THE PROBLEM
Single out the lines of the material that contain "Checking" and copy them.

+--

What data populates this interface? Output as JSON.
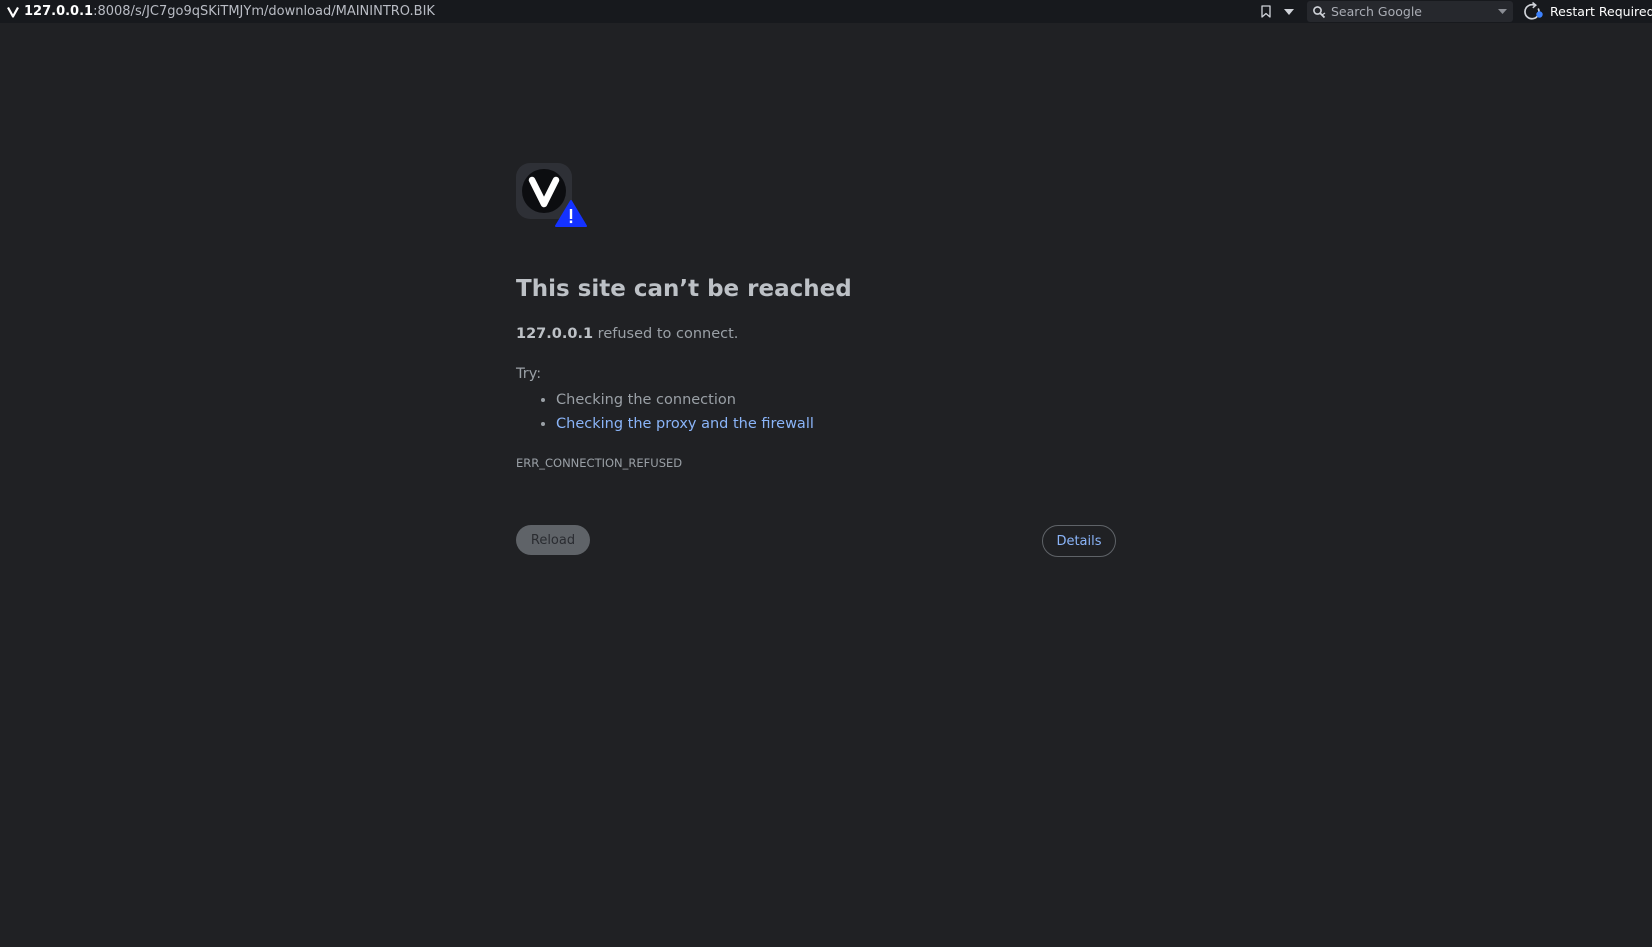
{
  "browser": {
    "address_bar": {
      "host": "127.0.0.1",
      "rest": ":8008/s/JC7go9qSKiTMJYm/download/MAININTRO.BIK"
    },
    "search": {
      "placeholder": "Search Google"
    },
    "restart_label": "Restart Required",
    "icons": [
      "vivaldi-logo-icon",
      "bookmark-icon",
      "chevron-down-icon",
      "search-icon",
      "chevron-down-icon",
      "restart-icon"
    ]
  },
  "error_page": {
    "title": "This site can’t be reached",
    "summary_host": "127.0.0.1",
    "summary_text": " refused to connect.",
    "try_label": "Try:",
    "suggestions": [
      {
        "text": "Checking the connection",
        "is_link": false
      },
      {
        "text": "Checking the proxy and the firewall",
        "is_link": true
      }
    ],
    "error_code": "ERR_CONNECTION_REFUSED",
    "reload_label": "Reload",
    "details_label": "Details"
  },
  "colors": {
    "background": "#202124",
    "topbar": "#17191d",
    "link": "#8ab4f8",
    "warning_blue": "#1432ff"
  }
}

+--

RESPONSE BOX
        "text": "Checking the connection",
        "text": "Checking the proxy and the firewall",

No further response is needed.